As you can see from above, the central man in the back-three released a diagonal pass to find Martín who dropped to the centre diagonally from the flank. The marker of Martín had to decide whether to track or not. If he tracked, space on the flank would appear; if he didn’t track Martín, then it would be like the scenario in the above image. Martín received the ball with no pressure in the opening and the whole block of Vallecano hesitated of his next move. Therefore, time and space were created by this diagonal off-the-ball movement and pass.
Another alteration was the substitute player Joni Montiel. After he got on the pitch in the second half, his dribbles and playmaking skill had benefited Vallecano’s attack. He recognised the timing to hit diagonal passes, bringing the play into the final stages. Also, his take-on could break the midfield line of Ponferradina.
As you can see from the above example, Ponferradina formed a three-man pressing unit on Vallecano’s right. They tried to compress the space on the ball side whereas there would be space in the centre. Montiel recognised this and utilised his dribbles to get past the pressing unit to drift into the central space. The midfield line was bypassed and Montiel picked the teammate on the right flank. A final pass of good quality was created then.
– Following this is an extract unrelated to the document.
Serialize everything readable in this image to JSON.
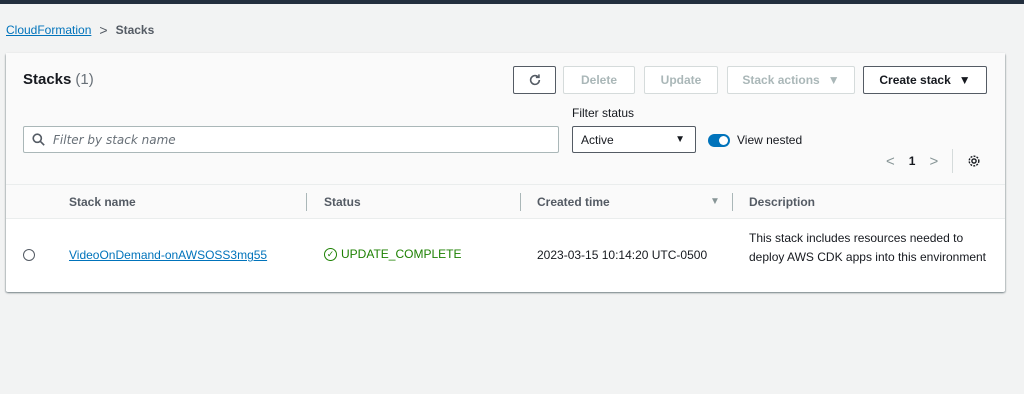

It’s a typical match where the proactive and tactical defending helped win the match. The defensive and transitional logic of SD Ponferradina is worth studying over time. Rayo Vallecano, on the other hand, needs to find more effective offensive methods to create chances.